The friend said he’d seen 75 wild turkeys running across the road. I’m glad they weren’t jogging on my roof. A flock of turkeys is called a rafter. Perhaps that collective noun derives from the word “raft,” meaning a large or motley collection of people or other things. Maybe it’s because when early European settlers in America built houses and barns, turkeys perched in the rafters of the unfinished buildings. Or because when turkeys roost in trees, the trees resemble the rafters of a building. Another theory is that the word “rafter” came to imply “stitch together” in Medieval English and was used for groups of turkeys. Male turkeys are called gobblers because of their famed call. Why isn’t a flock of turkeys called a gobble? A gobble brings to mind scenes of gluttony from a Thanksgiving table.
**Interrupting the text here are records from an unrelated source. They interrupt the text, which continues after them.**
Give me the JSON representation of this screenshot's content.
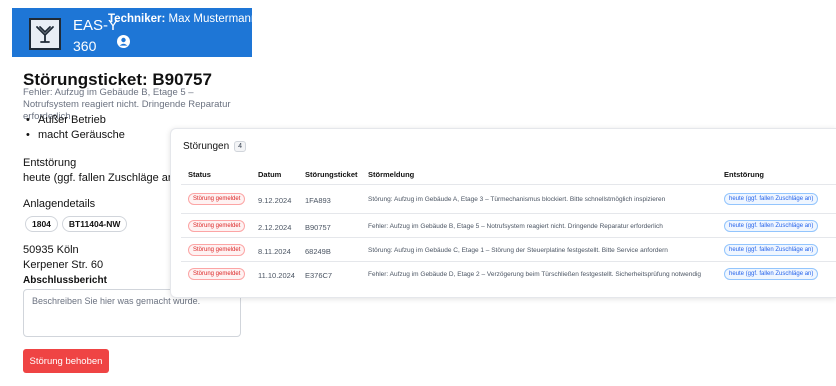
{
  "header": {
    "brand_line1": "EAS-Y",
    "brand_line2": "360",
    "technician_label": "Techniker:",
    "technician_name": "Max Mustermann",
    "logo_icon": "antenna-logo-icon",
    "user_icon": "user-circle-icon",
    "color": "#1e76d6"
  },
  "ticket": {
    "title": "Störungsticket: B90757",
    "description": "Fehler: Aufzug im Gebäude B, Etage 5 – Notrufsystem reagiert nicht. Dringende Reparatur erforderlich",
    "bullets": [
      "Außer Betrieb",
      "macht Geräusche"
    ],
    "entstoerung_label": "Entstörung",
    "entstoerung_value": "heute (ggf. fallen Zuschläge an)",
    "anlagendetails_label": "Anlagendetails",
    "chips": [
      "1804",
      "BT11404-NW"
    ],
    "city": "50935 Köln",
    "street": "Kerpener Str. 60",
    "abschluss_label": "Abschlussbericht",
    "textarea_placeholder": "Beschreiben Sie hier was gemacht wurde.",
    "fix_button": "Störung behoben",
    "fix_button_color": "#ef4444"
  },
  "stoerungen": {
    "title": "Störungen",
    "count": "4",
    "columns": [
      "Status",
      "Datum",
      "Störungsticket",
      "Störmeldung",
      "Entstörung"
    ],
    "rows": [
      {
        "status": "Störung gemeldet",
        "datum": "9.12.2024",
        "ticket": "1FA893",
        "meldung": "Störung: Aufzug im Gebäude A, Etage 3 – Türmechanismus blockiert. Bitte schnellstmöglich inspizieren",
        "entstoerung": "heute (ggf. fallen Zuschläge an)"
      },
      {
        "status": "Störung gemeldet",
        "datum": "2.12.2024",
        "ticket": "B90757",
        "meldung": "Fehler: Aufzug im Gebäude B, Etage 5 – Notrufsystem reagiert nicht. Dringende Reparatur erforderlich",
        "entstoerung": "heute (ggf. fallen Zuschläge an)"
      },
      {
        "status": "Störung gemeldet",
        "datum": "8.11.2024",
        "ticket": "68249B",
        "meldung": "Störung: Aufzug im Gebäude C, Etage 1 – Störung der Steuerplatine festgestellt. Bitte Service anfordern",
        "entstoerung": "heute (ggf. fallen Zuschläge an)"
      },
      {
        "status": "Störung gemeldet",
        "datum": "11.10.2024",
        "ticket": "E376C7",
        "meldung": "Fehler: Aufzug im Gebäude D, Etage 2 – Verzögerung beim Türschließen festgestellt. Sicherheitsprüfung notwendig",
        "entstoerung": "heute (ggf. fallen Zuschläge an)"
      }
    ],
    "status_color": "#dc2626",
    "entstoerung_color": "#2563eb"
  }
}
In the fall, turkeys segregate into groups — young males (jakes), yearling gobblers, adult males (toms), family flocks of hens and juveniles, broodless hens, those with Netflix subscriptions and Tula. Turkeys survive the winter by feeding on mosses, buds, seeds, fern spores, acorns, scattered corn left after the harvest, seeds under birdfeeders and in manure piles, and any Fuller Brush Man they can catch. Other than an adequate supply of food, they need a safe place to roost in the winter. They try to perch in trees offering thermal protection — pine or oak trees. If they eat well, they can take the bitter cold. They struggle in deep, powdery snow, which makes foraging for food and escaping predators challenging. They can scratch through 6 inches of fluffy snow and a foot of packed snow. When the ground is covered with powdery snow, flocks congregate in stands of pine and other softwoods, trees that hold snow in the canopy and leave less on the ground for the turkeys to contend with.

Turkeys come from the factory with a snood, wattle, dewlap and caruncles installed. A human’s head, neck and beak age into those things. A male turkey has a beard made of coarse, rough feathers hanging from his chest. The beard is 3 to 4 inches long on a young male and can grow to 10 inches or longer on a turkey at least 3 years old. They rarely shave. A small percentage of female turkeys have beards.

Turkeys are important. If not for them, your brother-in-law would be unable to do the turkey trot while listening to “Turkey in the Straw” after imbibing some Wild Turkey bourbon.

In case Tula is the ghost of Thanksgivings past, I told her I eat only the mashed potatoes, stuffing and pie. In response, she treed a squirrel.

I spoke at a rural church with turkeys roosting on its roof. The pastor asked if I had a way to keep them from doing that. I told him to baptize and confirm the turkeys. Then he’d see them only at Christmas and Easter.

Al Batt’s columns appear in the Albert Lea Tribune on Wednesdays.